I know the title of this post must shock you, but it appears to be that Microsoft has decided that it will no longer be including the Visual Basic 6 runtime with it's operating systems past Windows 7. So whenever Windows 8 comes out (or whatever the fancy name for it will be) Visual Basic 6 applications will be out of luck it seems.

Only 32 bit support has and ever will exist for the Visual Basic 6 runtime, and I would guess that the next generation operating system from Microsoft will most likely be totally (if not almost) 64 bit only. However as much as I love Visual basic 6 and all the applications I wrote for it back in the day, it is time for the older programs to be migrated to newer versions of VB.

The core of Visual Basic had been mostly the same since version 3, and if I remember right that came out around 1990 to 1993 and was for the most part unchanged all the way through visual basic 6, minus bug fixes and some new features. The newer versions gained better performance, better look and feel and the tools improved to make development all that much faster.

However Visual Basic 6 seemed to be the end of the strong easy to develop product line, as several years passed with no new versions... and the constant service packs and updates were released for it. Visual basic 6 went on to support things it initially never was fully intended to do such as developing applications for Palm, and Windows CE devices. Heck I've even gone through in the past and written entire Windows shell replacements using nothing but Visual Basic 6 for the fun of it.

But then Microsoft finally released word of a new version of Visual basic that would be released called .Net! And that the entire suite of visual studio products would be updated as well! Visual basic developers everywhere got excited again, and eager for new details on the latest version. No longer would Visual basic be considered the slower language compared to Microsoft C++ as they would use the same runtime! No longer would developers need to worry about developing on only one platform, the .Net framework could potentially run on any OS! It seemed like a great time to have VB skills, and to capitalize on the new version!

Then the information started rolling in on how the code structure and language had changed, and that programs would need some rewritting to work. That is where the enthusiasm started to die out for many, as they found that the new visual basic was resembling less and less what they knew and loved. Become more rigid in many ways and less flexible to newer programers. Old programs would work for the most part, but anything requiring API access had to be massively rewritten and re-evaluated in how they worked. Managers being informed of these issues would often press that if they had to re-write so much code and that it was so much different, they why not move over to a more standard language like C++.

Thus many visual basic programers got converted and turned over to C++ development or Java.

Don't get me wrong there are still plenty of Visual Basic programers still around working in .Net, and several still joining the ranks, but it's nothing like what it used to be. Even fewer now that the majority of development is for the web, and less and less for the desktop.
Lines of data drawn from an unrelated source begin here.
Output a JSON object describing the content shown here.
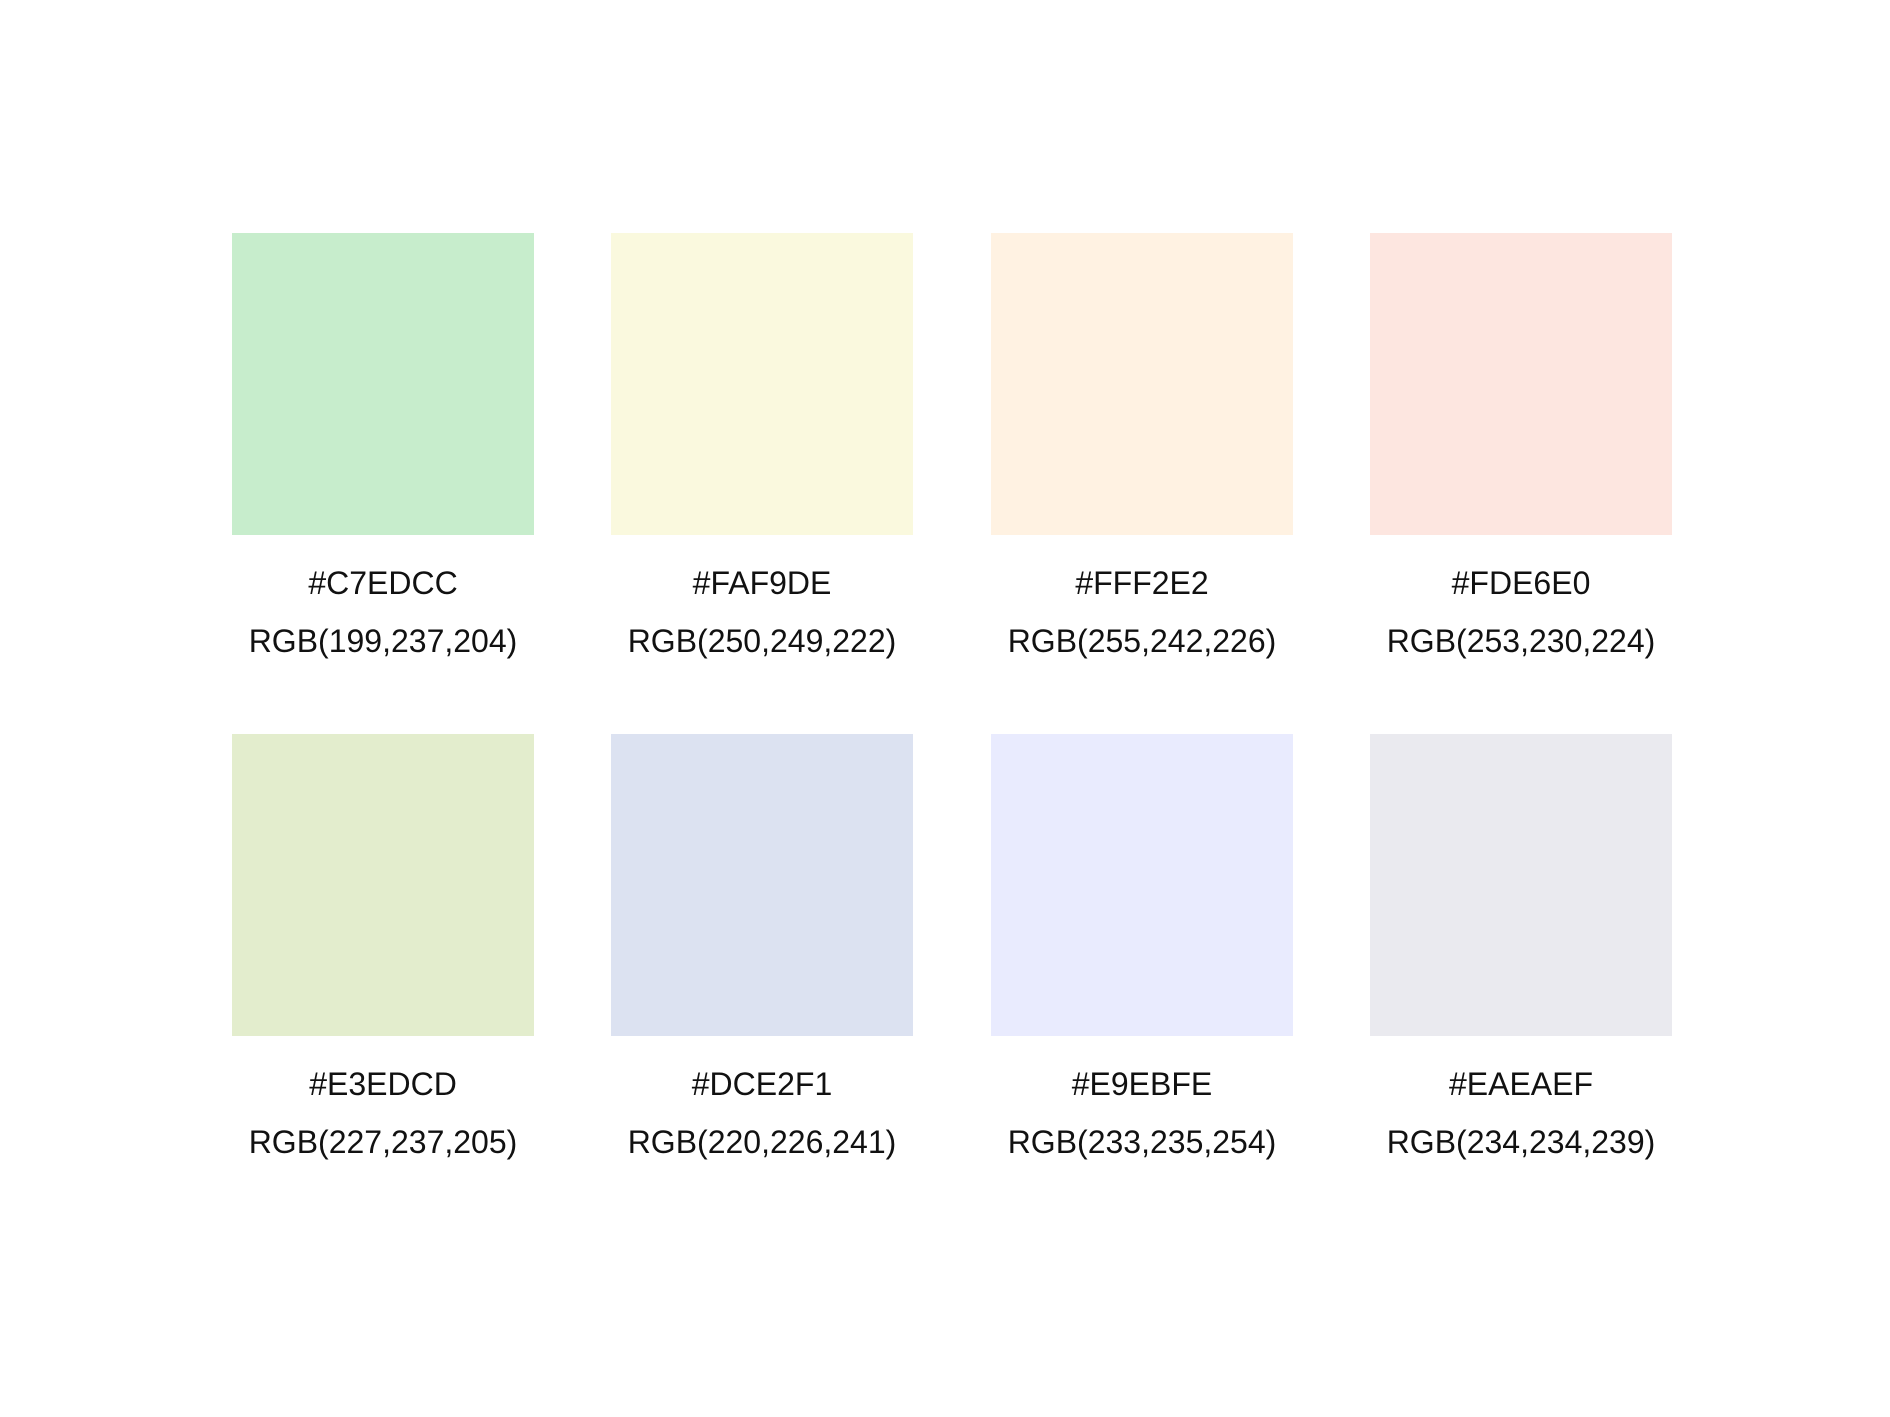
{
  "swatches": [
    {
      "hex": "#C7EDCC",
      "rgb": "RGB(199,237,204)",
      "color": "#C7EDCC"
    },
    {
      "hex": "#FAF9DE",
      "rgb": "RGB(250,249,222)",
      "color": "#FAF9DE"
    },
    {
      "hex": "#FFF2E2",
      "rgb": "RGB(255,242,226)",
      "color": "#FFF2E2"
    },
    {
      "hex": "#FDE6E0",
      "rgb": "RGB(253,230,224)",
      "color": "#FDE6E0"
    },
    {
      "hex": "#E3EDCD",
      "rgb": "RGB(227,237,205)",
      "color": "#E3EDCD"
    },
    {
      "hex": "#DCE2F1",
      "rgb": "RGB(220,226,241)",
      "color": "#DCE2F1"
    },
    {
      "hex": "#E9EBFE",
      "rgb": "RGB(233,235,254)",
      "color": "#E9EBFE"
    },
    {
      "hex": "#EAEAEF",
      "rgb": "RGB(234,234,239)",
      "color": "#EAEAEF"
    }
  ]
}
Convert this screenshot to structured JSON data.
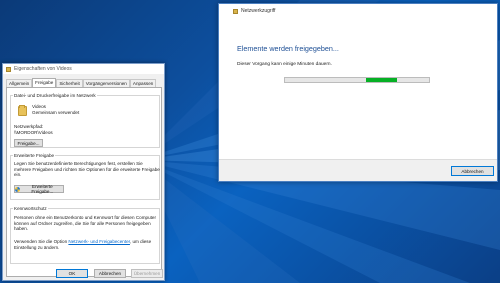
{
  "properties_dialog": {
    "title": "Eigenschaften von Videos",
    "tabs": [
      "Allgemein",
      "Freigabe",
      "Sicherheit",
      "Vorgängerversionen",
      "Anpassen"
    ],
    "active_tab": "Freigabe",
    "sharing_group": {
      "title": "Datei- und Druckerfreigabe im Netzwerk",
      "item_name": "Videos",
      "item_status": "Gemeinsam verwendet",
      "path_label": "Netzwerkpfad:",
      "path_value": "\\\\MORDOR\\Videos",
      "share_button": "Freigabe..."
    },
    "advanced_group": {
      "title": "Erweiterte Freigabe",
      "description": "Legen Sie benutzerdefinierte Berechtigungen fest, erstellen Sie mehrere Freigaben und richten Sie Optionen für die erweiterte Freigabe ein.",
      "button": "Erweiterte Freigabe..."
    },
    "password_group": {
      "title": "Kennwortschutz",
      "description": "Personen ohne ein Benutzerkonto und Kennwort für diesen Computer können auf Ordner zugreifen, die Sie für alle Personen freigegeben haben.",
      "change_prefix": "Verwenden Sie die Option ",
      "change_link": "Netzwerk- und Freigabecenter",
      "change_suffix": ", um diese Einstellung zu ändern."
    },
    "buttons": {
      "ok": "OK",
      "cancel": "Abbrechen",
      "apply": "Übernehmen"
    }
  },
  "network_dialog": {
    "title": "Netzwerkzugriff",
    "heading": "Elemente werden freigegeben...",
    "description": "Dieser Vorgang kann einige Minuten dauern.",
    "progress": 0.78,
    "cancel_button": "Abbrechen"
  },
  "colors": {
    "progress_green": "#06b025",
    "heading_blue": "#1e4f95",
    "desktop_blue": "#0d4f9e"
  }
}
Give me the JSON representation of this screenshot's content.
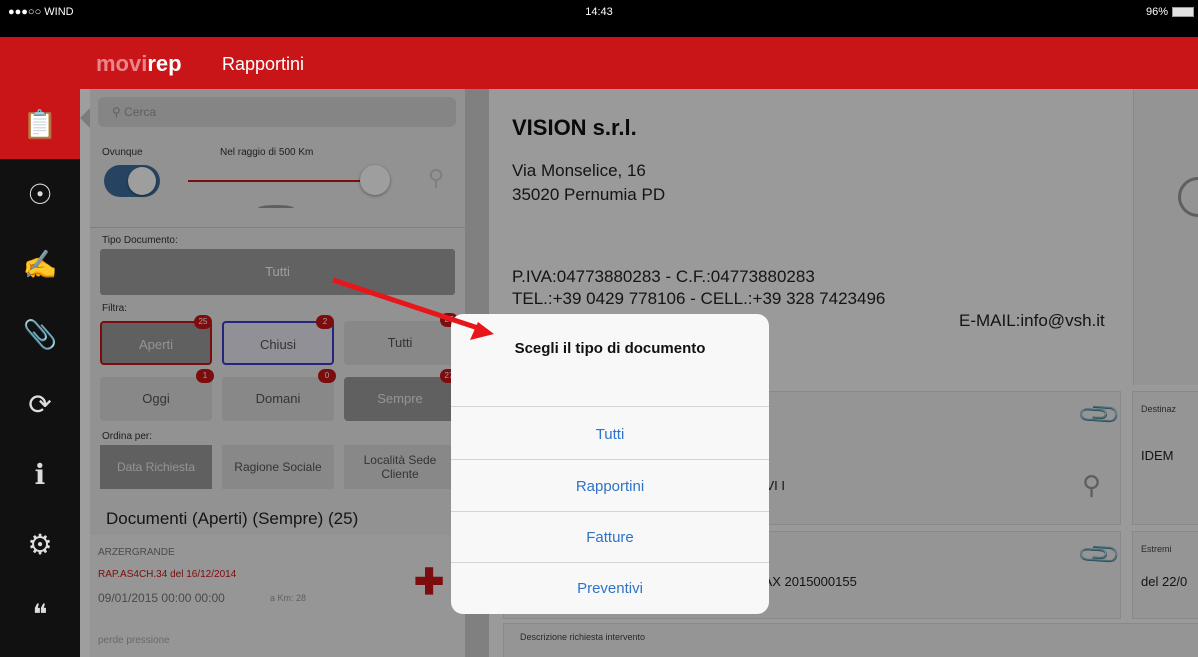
{
  "status": {
    "carrier": "●●●○○ WIND",
    "time": "14:43",
    "battery": "96%"
  },
  "brand": {
    "mov": "movi",
    "rep": "rep",
    "section": "Rapportini"
  },
  "sidebar": [
    {
      "icon": "clipboard-icon"
    },
    {
      "icon": "person-icon"
    },
    {
      "icon": "handshake-icon"
    },
    {
      "icon": "paperclip-icon"
    },
    {
      "icon": "sync-icon"
    },
    {
      "icon": "info-icon"
    },
    {
      "icon": "gear-icon"
    },
    {
      "icon": "exit-icon"
    }
  ],
  "list": {
    "search_placeholder": "Cerca",
    "ovunque": "Ovunque",
    "raggio": "Nel raggio di 500 Km",
    "tipo_documento_label": "Tipo Documento:",
    "tipo_documento_value": "Tutti",
    "filtra_label": "Filtra:",
    "filters": [
      {
        "label": "Aperti",
        "count": "25"
      },
      {
        "label": "Chiusi",
        "count": "2"
      },
      {
        "label": "Tutti",
        "count": "27"
      },
      {
        "label": "Oggi",
        "count": "1"
      },
      {
        "label": "Domani",
        "count": "0"
      },
      {
        "label": "Sempre",
        "count": "27"
      }
    ],
    "ordina_label": "Ordina per:",
    "sort": [
      "Data Richiesta",
      "Ragione Sociale",
      "Località Sede Cliente"
    ],
    "documents_title": "Documenti (Aperti) (Sempre) (25)",
    "item": {
      "location": "ARZERGRANDE",
      "code": "RAP.AS4CH.34 del 16/12/2014",
      "date": "09/01/2015  00:00  00:00",
      "km": "a Km: 28",
      "desc": "perde pressione"
    }
  },
  "detail": {
    "company": "VISION s.r.l.",
    "address1": "Via Monselice, 16",
    "address2": "35020 Pernumia PD",
    "piva": "P.IVA:04773880283 - C.F.:04773880283",
    "tel": "TEL.:+39 0429 778106 - CELL.:+39 328 7423496",
    "email": "E-MAIL:info@vsh.it",
    "card1_text": "OTTO VI I",
    "card1_side_label": "Destinaz",
    "card1_side_value": "IDEM",
    "card2_text": "OD. MAX 2015000155",
    "card2_side_label": "Estremi",
    "card2_side_value": "del 22/0",
    "descr_label": "Descrizione richiesta intervento"
  },
  "alert": {
    "title": "Scegli il tipo di documento",
    "options": [
      "Tutti",
      "Rapportini",
      "Fatture",
      "Preventivi"
    ]
  },
  "colors": {
    "brand_red": "#c91517",
    "ios_blue": "#2f73c8",
    "annotation_arrow": "#e8151b"
  }
}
So, Visual Basic 6, we shall miss you and will likely continue running you in full glory in our virtual machines and compatibility modes on newer systems down in the future!

Last Updated: 04/28/2011 10:52 PM

Tags and Related Content:

Windows 7 Visual Basic 6 API Runtime 64bit Support Discontinued

Your Ad Here

Most Recent Documents